The same cannot be said for ‘redskin.’ While the “offensiveness” of a racial slur is purely subjective and each slur carries their own weight, the argument that ‘Redskin’ is just as offensive as the n-word is one that doesn’t work. ‘Redskin’ doesn’t have the same historical context that the n-word does and there are not any facts to back such a claim. The fact that there is even a debate as to whether ‘redskin’ is even a slur in the first place is proof enough that the two slurs are not equal. Let alone the fact that no African-American has EVER referred to themselves or other African-Americans as “n****ers…but MANY Natives have called themselves ‘redskin’ though…and with honor. Some may point to African-Americans who use the term ‘nigga’ towards their own friends. That reference, although not fully accepted by the older African-American race, is a term that is defined by the urban dictionary as follows:
Nigga is a word which evolved from the derogative term “n***er”.
- Tupac Shakur best defined the distinction between the two.
“N***ER- a black man with a slavery chain around his neck.
NIGGA- a black man with a gold chain on his neck.”
While I am certainly sympathetic and have tremendous empathy for those that have been discriminated and disparaged against, the Washington Redskins should not be bullied into changing their name by a few activist and our government.
The fact of the matter is the Redskins are not discriminating or disparaging. The American public should not be brainwashed to fit a political agenda over something that is simply debatable at best. Yes there are Native Americans that are offended by the Redskins name. However, there are plenty that are not. Do the voices of those not offended, not matter?
There are Native Americans that believe Redskins is honor, tradition, and pride, see Red Mesa High School. If we remove all Native American logos and sports nicknames, then we will also be removing the American Indian from our every day conscious. A great quote from an article on HTTR4LIFE.com states that, Melvin Phillips, a full-blooded Oneida Indian, said:
“Hey we used to be on the nickel, but then someone thought it was racist and now no one remembers us anymore.”
Perhaps that is the government’s goal by pursuing this fight instead of focusing on the many pressing issues that plague Native American Reservations.
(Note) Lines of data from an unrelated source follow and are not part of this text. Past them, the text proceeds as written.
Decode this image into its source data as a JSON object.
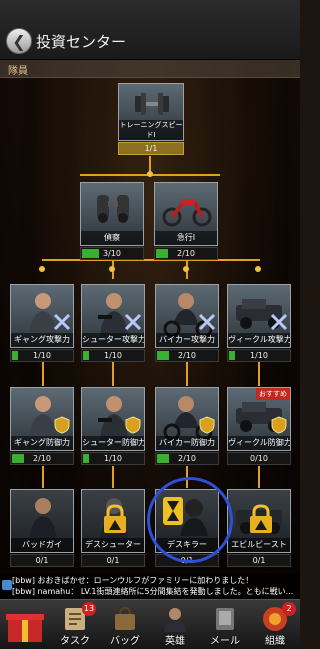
{
  "header": {
    "title": "投資センター",
    "back_icon": "back-arrow-icon"
  },
  "subheader": {
    "label": "隊員"
  },
  "colors": {
    "accent": "#e0a020",
    "progress": "#3ab030",
    "highlight": "#2f4fd8",
    "recommend": "#c02820"
  },
  "nodes": {
    "training": {
      "name": "トレーニングスピードI",
      "progress": "1/1",
      "fill": 1.0
    },
    "scout": {
      "name": "偵察",
      "progress": "3/10",
      "fill": 0.3
    },
    "rush": {
      "name": "急行I",
      "progress": "2/10",
      "fill": 0.2
    },
    "gang_atk": {
      "name": "ギャング攻撃力",
      "progress": "1/10",
      "fill": 0.1
    },
    "shooter_atk": {
      "name": "シューター攻撃力",
      "progress": "1/10",
      "fill": 0.1
    },
    "biker_atk": {
      "name": "バイカー攻撃力",
      "progress": "2/10",
      "fill": 0.2
    },
    "vehicle_atk": {
      "name": "ヴィークル攻撃力",
      "progress": "1/10",
      "fill": 0.1
    },
    "gang_def": {
      "name": "ギャング防御力",
      "progress": "2/10",
      "fill": 0.2
    },
    "shooter_def": {
      "name": "シューター防御力",
      "progress": "1/10",
      "fill": 0.1
    },
    "biker_def": {
      "name": "バイカー防御力",
      "progress": "2/10",
      "fill": 0.2
    },
    "vehicle_def": {
      "name": "ヴィークル防御力",
      "progress": "0/10",
      "fill": 0.0,
      "badge": "おすすめ"
    },
    "badguy": {
      "name": "バッドガイ",
      "progress": "0/1",
      "fill": 0.0
    },
    "deathshooter": {
      "name": "デスシューター",
      "progress": "0/1",
      "fill": 0.0
    },
    "deathkiller": {
      "name": "デスキラー",
      "progress": "0/1",
      "fill": 0.0
    },
    "evilbeast": {
      "name": "エビルビースト",
      "progress": "0/1",
      "fill": 0.0
    }
  },
  "chat": {
    "line1": "[bbw] おおきばかせ：ローンウルフがファミリーに加わりました！",
    "line2": "[bbw] namahu： LV.1街頭連絡所に5分間集結を発動しました。ともに戦い..."
  },
  "nav": {
    "shop": {
      "label": "",
      "badge": ""
    },
    "task": {
      "label": "タスク",
      "badge": "13"
    },
    "bag": {
      "label": "バッグ"
    },
    "hero": {
      "label": "英雄"
    },
    "mail": {
      "label": "メール"
    },
    "family": {
      "label": "組織",
      "badge": "2"
    }
  }
}
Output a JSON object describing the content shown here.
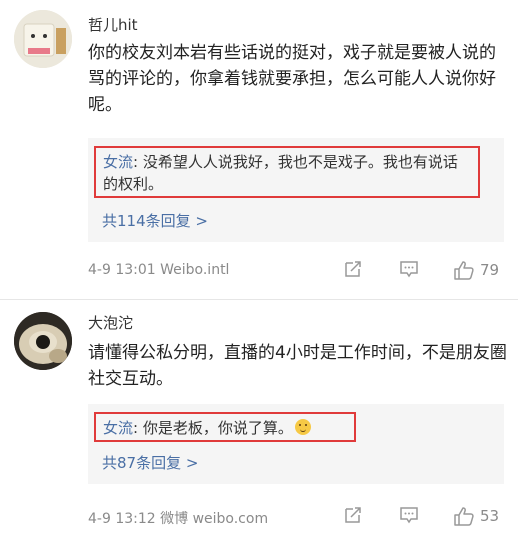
{
  "comments": [
    {
      "username": "哲儿hit",
      "text": "你的校友刘本岩有些话说的挺对，戏子就是要被人说的骂的评论的，你拿着钱就要承担，怎么可能人人说你好呢。",
      "reply": {
        "user": "女流",
        "text": ": 没希望人人说我好，我也不是戏子。我也有说话的权利。"
      },
      "more_replies": "共114条回复 >",
      "timestamp": "4-9 13:01",
      "source": "Weibo.intl",
      "likes": "79"
    },
    {
      "username": "大泡沱",
      "text": "请懂得公私分明，直播的4小时是工作时间，不是朋友圈社交互动。",
      "reply": {
        "user": "女流",
        "text": ": 你是老板，你说了算。"
      },
      "more_replies": "共87条回复 >",
      "timestamp": "4-9 13:12",
      "source": "微博 weibo.com",
      "likes": "53"
    }
  ],
  "icons": {
    "share": "share-icon",
    "comment": "comment-icon",
    "like": "thumbs-up-icon"
  },
  "colors": {
    "link": "#4a6fa5",
    "highlight_border": "#e03a3a",
    "meta_text": "#8a8a8a",
    "reply_bg": "#f5f5f5"
  }
}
Sports are a release for the American sports fan, Native Americans included. Sports fans love and honor their teams and players.
Sports, if done respectfully, can honor the great Native American long thought to be forgotten. Despite the insane amount of controversy surrounding my beloved Washington Redskins, I still watch every game with the innocence of that 8 year old boy.
The Washington Redskins and a Manufactured Fight Over Honor and Racism
Incoming search terms:
- thank you so much for fighting to perserve our be loved the washington redskins
- chris cooley red mesa
- redskin and racism
- sitting bull redskin quotes
- the old man and lisa dictionary redskin